  6. liver dysfunction as evidenced by elevations in transaminases 2-fold higher than upper limit of normal;
  7. use of certain medications within the past month (e.g., glucocorticoids).
  8. untreated hypertension (systolic BP > 150 mmHG, diastolic BP>100 mmHG);
  9. patients with diabetes mellitus
  10. hypogonadism
  11. abnormal thyroid function (serum T'4 < 4 or > 12; TSH < 0.35 or > 5.5)
  12. hepatitis C infection (if patients have had prior therapy and are now stable with no evidence of active infection they will be included. This will depend upon documentation from primary care giver).
  13. CD4 counts below 300
  14. viral load greater than 35,000.

Exclusion criteria (13) and (14) are added because the protocol requires that subjects be on a stable anti-retroviral regime for 3 months prior to study and 2 months on study. These criteria will make it less likely that anti-retroviral therapies will be switched in this subject population who are doing well.

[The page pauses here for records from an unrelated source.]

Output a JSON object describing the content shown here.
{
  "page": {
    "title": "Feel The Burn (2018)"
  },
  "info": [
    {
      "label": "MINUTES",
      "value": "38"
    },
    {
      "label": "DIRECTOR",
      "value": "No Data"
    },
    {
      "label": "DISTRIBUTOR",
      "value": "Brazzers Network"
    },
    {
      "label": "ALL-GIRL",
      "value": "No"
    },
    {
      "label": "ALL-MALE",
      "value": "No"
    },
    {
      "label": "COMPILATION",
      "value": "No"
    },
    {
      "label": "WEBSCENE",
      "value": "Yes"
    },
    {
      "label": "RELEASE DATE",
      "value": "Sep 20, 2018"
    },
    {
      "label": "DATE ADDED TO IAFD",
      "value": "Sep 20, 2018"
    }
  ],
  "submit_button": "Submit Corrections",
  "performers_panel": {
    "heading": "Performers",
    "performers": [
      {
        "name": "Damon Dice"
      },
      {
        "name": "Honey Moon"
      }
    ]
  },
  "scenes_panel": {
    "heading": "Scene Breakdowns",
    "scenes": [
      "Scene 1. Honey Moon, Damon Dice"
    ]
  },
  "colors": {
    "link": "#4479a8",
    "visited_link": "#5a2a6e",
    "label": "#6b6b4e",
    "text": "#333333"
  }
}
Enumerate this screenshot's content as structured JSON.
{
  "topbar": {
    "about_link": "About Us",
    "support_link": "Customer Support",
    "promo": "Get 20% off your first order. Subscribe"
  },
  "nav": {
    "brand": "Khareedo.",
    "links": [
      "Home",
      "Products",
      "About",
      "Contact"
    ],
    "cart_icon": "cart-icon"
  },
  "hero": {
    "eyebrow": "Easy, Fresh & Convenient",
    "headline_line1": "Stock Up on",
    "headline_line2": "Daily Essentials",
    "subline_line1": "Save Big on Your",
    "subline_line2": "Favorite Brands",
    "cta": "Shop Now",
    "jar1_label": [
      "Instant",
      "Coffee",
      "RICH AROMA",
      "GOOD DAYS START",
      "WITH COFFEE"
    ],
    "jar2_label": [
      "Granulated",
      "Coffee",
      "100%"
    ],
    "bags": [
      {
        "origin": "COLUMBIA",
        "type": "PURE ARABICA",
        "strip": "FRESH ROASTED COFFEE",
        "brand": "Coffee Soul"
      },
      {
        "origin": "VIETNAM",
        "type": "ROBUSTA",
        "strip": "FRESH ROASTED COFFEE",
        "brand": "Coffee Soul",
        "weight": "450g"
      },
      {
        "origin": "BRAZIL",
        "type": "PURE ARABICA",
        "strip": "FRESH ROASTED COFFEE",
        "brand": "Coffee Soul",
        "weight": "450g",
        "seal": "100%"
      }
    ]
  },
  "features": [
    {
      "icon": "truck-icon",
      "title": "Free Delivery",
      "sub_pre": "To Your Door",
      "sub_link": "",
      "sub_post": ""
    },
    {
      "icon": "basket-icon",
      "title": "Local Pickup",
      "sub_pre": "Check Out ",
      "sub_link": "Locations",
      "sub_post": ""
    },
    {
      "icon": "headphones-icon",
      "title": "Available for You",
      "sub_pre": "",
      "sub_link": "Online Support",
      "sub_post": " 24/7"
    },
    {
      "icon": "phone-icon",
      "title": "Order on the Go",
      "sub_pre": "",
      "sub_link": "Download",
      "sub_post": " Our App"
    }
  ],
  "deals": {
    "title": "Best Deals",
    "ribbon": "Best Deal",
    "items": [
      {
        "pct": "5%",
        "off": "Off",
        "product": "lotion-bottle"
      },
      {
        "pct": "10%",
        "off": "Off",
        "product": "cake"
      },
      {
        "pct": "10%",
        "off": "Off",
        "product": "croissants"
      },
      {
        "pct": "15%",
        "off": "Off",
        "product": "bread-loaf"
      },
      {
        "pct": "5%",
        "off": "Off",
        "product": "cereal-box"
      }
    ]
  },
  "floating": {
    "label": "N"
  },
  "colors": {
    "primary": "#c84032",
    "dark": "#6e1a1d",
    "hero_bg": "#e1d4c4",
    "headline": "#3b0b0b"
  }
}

Both
18 Years and older
No
Contact information is only displayed when the study is recruiting subjects
United States
 
NCT02006914
R21AT002499
Yes
Marie Gelato, Stony Brook University
Stony Brook University
Not Provided
Principal Investigator: Marie C Gelato, MD, PhD Stony Brook University School of Medicine Dept. Of Medicine/Endocrinology
Stony Brook University
December 2013

ICMJE     Data element required by the International Committee of Medical Journal Editors and the World Health Organization ICTRP